◆ **Required action**: In the entries that follow, find every line containing "arrow" and copy it.

(Dataset entries)
────────────────

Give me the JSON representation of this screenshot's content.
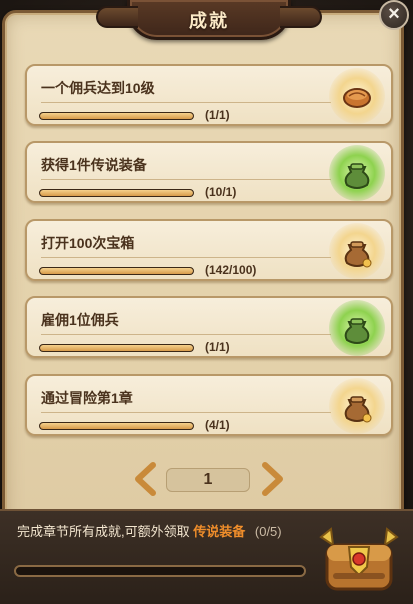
{
  "window": {
    "title": "成就",
    "close_label": "×"
  },
  "achievements": [
    {
      "title": "一个佣兵达到10级",
      "progress_text": "(1/1)",
      "progress_fraction": 1.0,
      "reward_icon": "bread-icon",
      "glow": "gold"
    },
    {
      "title": "获得1件传说装备",
      "progress_text": "(10/1)",
      "progress_fraction": 1.0,
      "reward_icon": "green-pouch-icon",
      "glow": "green"
    },
    {
      "title": "打开100次宝箱",
      "progress_text": "(142/100)",
      "progress_fraction": 1.0,
      "reward_icon": "coin-pouch-icon",
      "glow": "gold"
    },
    {
      "title": "雇佣1位佣兵",
      "progress_text": "(1/1)",
      "progress_fraction": 1.0,
      "reward_icon": "green-pouch-icon",
      "glow": "green"
    },
    {
      "title": "通过冒险第1章",
      "progress_text": "(4/1)",
      "progress_fraction": 1.0,
      "reward_icon": "coin-pouch-icon",
      "glow": "gold"
    }
  ],
  "pager": {
    "current_page": "1",
    "prev_icon": "arrow-left-icon",
    "next_icon": "arrow-right-icon"
  },
  "footer": {
    "text_prefix": "完成章节所有成就,可额外领取",
    "highlight": "传说装备",
    "count": "(0/5)",
    "progress_fraction": 0.0,
    "reward_icon": "golden-chest-icon"
  },
  "colors": {
    "highlight": "#f08e2b",
    "progress_fill": "#d89b4a",
    "panel": "#e9d9b6"
  }
}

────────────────

◆ **Written response**:
    "prev_icon": "arrow-left-icon",
    "next_icon": "arrow-right-icon"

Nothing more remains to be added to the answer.